Dataset records section start

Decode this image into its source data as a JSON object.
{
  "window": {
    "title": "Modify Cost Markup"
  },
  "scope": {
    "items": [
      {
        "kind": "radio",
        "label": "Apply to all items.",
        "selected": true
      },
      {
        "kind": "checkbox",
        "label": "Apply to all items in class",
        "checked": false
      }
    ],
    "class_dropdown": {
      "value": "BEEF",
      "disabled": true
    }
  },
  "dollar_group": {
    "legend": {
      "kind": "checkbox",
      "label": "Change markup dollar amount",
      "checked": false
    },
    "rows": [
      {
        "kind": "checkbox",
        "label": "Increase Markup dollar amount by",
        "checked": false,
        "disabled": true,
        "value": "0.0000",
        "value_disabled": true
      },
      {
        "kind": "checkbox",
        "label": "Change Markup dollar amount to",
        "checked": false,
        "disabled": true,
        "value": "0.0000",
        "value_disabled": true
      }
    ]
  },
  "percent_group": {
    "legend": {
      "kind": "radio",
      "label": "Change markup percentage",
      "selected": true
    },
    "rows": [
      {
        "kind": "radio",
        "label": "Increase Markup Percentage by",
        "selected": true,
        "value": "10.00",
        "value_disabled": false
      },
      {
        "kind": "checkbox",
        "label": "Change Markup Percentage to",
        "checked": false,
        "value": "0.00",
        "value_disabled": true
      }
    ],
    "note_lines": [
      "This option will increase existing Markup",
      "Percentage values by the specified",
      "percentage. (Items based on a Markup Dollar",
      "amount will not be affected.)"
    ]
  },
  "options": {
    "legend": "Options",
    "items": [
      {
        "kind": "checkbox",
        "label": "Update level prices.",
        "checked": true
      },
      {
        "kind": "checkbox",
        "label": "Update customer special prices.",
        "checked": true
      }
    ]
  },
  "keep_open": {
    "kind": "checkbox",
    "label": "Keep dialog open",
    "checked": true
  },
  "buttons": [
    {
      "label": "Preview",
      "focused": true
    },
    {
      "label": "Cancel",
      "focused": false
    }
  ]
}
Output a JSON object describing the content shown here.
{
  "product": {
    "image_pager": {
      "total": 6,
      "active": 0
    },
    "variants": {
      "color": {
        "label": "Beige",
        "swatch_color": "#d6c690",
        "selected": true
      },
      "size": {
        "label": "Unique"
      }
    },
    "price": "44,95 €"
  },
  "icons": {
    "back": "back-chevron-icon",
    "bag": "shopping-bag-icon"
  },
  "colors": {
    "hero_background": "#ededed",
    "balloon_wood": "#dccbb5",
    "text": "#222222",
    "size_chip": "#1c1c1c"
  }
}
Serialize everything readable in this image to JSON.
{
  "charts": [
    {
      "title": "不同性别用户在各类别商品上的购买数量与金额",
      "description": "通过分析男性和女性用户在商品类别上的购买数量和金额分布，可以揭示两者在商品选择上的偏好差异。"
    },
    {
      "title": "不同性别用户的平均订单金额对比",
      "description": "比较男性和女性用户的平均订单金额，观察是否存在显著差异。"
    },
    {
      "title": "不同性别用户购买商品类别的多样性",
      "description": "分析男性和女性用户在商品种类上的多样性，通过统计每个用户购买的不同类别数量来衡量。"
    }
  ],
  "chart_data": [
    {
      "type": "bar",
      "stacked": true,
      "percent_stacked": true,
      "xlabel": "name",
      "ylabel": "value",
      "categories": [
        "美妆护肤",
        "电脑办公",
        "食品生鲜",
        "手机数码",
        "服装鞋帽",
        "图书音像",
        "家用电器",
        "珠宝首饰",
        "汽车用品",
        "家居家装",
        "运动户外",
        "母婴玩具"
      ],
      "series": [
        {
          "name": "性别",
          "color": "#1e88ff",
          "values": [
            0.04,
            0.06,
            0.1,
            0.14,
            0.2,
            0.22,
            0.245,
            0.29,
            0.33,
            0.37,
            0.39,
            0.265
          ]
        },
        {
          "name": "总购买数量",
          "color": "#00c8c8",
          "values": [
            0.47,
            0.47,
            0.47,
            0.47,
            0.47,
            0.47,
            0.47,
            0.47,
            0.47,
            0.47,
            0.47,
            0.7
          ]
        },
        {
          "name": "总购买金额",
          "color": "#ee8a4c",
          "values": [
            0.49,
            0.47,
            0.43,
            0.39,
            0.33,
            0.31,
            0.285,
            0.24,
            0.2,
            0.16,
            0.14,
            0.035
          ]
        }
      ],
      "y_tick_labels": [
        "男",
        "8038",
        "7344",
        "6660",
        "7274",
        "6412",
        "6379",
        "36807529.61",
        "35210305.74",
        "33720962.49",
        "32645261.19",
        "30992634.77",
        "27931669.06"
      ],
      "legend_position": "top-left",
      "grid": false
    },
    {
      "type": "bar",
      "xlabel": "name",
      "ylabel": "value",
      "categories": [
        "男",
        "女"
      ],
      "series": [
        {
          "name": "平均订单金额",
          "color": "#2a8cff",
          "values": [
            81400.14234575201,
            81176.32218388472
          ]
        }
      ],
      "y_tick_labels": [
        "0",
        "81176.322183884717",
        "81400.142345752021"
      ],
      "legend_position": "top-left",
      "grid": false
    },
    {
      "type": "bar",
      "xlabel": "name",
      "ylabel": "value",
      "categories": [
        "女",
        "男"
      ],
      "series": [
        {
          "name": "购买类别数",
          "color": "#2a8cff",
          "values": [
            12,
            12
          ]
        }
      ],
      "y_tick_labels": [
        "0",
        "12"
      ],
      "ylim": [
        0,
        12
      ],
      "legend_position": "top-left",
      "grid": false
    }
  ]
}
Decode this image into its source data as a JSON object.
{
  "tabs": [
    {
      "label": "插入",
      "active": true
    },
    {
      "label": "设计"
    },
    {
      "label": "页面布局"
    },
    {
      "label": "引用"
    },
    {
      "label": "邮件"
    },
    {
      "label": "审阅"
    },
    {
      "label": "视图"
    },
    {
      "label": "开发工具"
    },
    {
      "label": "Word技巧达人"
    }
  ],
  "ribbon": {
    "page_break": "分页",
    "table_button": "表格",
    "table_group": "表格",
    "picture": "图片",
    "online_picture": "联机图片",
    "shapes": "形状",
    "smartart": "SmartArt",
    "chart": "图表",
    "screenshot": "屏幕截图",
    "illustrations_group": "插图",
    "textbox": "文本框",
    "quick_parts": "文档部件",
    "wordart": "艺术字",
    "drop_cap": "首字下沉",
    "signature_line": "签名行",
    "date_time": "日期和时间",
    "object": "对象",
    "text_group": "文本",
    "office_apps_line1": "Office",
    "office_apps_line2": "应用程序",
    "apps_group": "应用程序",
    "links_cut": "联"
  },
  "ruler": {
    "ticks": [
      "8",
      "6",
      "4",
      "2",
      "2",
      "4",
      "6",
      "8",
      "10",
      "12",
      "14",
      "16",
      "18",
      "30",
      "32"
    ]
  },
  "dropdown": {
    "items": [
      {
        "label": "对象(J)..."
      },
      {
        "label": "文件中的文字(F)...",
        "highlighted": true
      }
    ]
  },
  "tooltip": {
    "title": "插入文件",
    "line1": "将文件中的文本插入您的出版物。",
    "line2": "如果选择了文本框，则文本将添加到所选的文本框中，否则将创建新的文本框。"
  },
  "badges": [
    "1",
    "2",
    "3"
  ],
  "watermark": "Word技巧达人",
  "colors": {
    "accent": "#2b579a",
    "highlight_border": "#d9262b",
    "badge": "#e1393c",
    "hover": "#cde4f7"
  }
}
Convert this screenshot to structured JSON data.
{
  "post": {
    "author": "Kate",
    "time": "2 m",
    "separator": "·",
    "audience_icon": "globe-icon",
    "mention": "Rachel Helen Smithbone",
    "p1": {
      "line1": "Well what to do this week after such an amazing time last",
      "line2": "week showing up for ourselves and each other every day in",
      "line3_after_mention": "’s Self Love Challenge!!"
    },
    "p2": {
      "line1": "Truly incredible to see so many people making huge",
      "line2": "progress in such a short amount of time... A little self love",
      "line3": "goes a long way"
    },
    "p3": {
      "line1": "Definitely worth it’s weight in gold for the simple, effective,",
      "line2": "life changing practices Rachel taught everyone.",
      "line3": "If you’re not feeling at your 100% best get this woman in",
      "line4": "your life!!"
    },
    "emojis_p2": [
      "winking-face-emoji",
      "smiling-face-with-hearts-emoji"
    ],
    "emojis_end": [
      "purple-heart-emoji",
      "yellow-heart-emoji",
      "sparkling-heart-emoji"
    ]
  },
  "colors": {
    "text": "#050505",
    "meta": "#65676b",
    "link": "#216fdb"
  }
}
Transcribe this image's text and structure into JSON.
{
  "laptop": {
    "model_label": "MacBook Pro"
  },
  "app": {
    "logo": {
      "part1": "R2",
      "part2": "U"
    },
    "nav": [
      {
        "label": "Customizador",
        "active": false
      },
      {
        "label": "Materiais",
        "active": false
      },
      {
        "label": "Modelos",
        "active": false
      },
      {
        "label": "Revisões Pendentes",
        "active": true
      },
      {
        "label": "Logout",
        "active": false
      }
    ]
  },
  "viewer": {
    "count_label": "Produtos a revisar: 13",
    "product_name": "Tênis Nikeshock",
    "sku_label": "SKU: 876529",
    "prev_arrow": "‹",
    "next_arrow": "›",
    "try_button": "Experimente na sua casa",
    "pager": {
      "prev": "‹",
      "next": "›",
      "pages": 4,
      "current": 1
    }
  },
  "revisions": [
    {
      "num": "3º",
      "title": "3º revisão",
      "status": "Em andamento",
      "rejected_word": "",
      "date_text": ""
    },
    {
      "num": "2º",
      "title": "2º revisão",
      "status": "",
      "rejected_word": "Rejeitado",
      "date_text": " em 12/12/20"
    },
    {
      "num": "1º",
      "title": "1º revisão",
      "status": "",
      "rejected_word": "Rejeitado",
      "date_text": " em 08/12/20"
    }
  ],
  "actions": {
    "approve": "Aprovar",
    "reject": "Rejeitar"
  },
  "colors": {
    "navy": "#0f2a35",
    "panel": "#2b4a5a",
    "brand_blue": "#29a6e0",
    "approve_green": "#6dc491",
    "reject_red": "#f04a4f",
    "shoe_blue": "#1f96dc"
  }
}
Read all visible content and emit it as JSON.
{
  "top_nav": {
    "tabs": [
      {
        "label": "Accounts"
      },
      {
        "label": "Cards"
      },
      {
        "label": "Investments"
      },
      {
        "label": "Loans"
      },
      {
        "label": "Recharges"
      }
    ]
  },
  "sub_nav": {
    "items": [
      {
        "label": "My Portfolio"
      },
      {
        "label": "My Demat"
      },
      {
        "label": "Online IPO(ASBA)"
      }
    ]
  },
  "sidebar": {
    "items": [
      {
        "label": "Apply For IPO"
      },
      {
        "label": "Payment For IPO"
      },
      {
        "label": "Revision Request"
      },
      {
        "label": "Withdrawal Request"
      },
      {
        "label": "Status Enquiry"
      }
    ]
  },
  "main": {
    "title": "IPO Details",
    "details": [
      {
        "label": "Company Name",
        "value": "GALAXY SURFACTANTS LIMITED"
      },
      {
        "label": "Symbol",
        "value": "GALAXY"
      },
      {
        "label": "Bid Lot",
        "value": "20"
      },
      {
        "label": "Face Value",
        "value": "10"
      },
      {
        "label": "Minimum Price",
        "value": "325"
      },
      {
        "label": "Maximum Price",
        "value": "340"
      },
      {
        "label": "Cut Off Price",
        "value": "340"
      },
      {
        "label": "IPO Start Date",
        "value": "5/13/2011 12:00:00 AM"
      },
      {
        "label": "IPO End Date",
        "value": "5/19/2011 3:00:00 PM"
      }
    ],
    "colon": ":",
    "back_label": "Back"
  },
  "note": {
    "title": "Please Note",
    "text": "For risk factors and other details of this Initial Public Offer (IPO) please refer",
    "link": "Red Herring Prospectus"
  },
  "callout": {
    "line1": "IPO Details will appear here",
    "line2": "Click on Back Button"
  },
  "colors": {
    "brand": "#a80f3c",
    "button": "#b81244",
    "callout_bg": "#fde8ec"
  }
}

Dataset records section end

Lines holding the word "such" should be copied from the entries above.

Exercise result.
      "line1": "Well what to do this week after such an amazing time last",
      "line2": "progress in such a short amount of time... A little self love",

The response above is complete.